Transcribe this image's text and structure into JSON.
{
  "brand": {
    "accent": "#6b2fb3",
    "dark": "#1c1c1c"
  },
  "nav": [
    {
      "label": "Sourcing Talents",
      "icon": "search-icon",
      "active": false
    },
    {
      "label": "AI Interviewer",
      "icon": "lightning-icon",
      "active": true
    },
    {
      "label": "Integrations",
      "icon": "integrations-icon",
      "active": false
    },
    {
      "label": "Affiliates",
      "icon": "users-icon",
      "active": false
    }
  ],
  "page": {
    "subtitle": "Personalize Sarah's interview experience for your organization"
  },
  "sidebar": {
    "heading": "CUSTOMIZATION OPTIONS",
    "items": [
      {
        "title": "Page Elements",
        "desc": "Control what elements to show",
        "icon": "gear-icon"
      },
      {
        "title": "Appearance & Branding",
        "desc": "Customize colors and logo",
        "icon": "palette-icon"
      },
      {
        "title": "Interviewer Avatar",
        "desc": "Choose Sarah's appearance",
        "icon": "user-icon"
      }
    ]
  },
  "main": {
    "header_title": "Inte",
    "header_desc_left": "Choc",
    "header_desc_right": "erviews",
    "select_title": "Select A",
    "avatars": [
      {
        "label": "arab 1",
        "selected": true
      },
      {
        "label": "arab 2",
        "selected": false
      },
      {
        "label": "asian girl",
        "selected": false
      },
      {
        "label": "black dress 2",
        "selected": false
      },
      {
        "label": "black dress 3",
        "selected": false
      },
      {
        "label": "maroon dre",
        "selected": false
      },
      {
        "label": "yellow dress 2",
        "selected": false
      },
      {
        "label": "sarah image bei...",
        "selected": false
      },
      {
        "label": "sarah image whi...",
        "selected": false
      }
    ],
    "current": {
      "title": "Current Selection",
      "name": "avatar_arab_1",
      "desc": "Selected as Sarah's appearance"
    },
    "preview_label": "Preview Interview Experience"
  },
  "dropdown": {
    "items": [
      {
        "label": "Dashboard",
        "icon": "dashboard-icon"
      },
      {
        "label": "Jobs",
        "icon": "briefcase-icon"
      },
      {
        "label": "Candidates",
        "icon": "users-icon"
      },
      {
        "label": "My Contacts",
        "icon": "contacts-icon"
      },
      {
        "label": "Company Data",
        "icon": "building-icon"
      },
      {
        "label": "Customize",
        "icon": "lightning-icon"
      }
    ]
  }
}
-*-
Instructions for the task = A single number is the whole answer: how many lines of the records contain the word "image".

Answer box = 3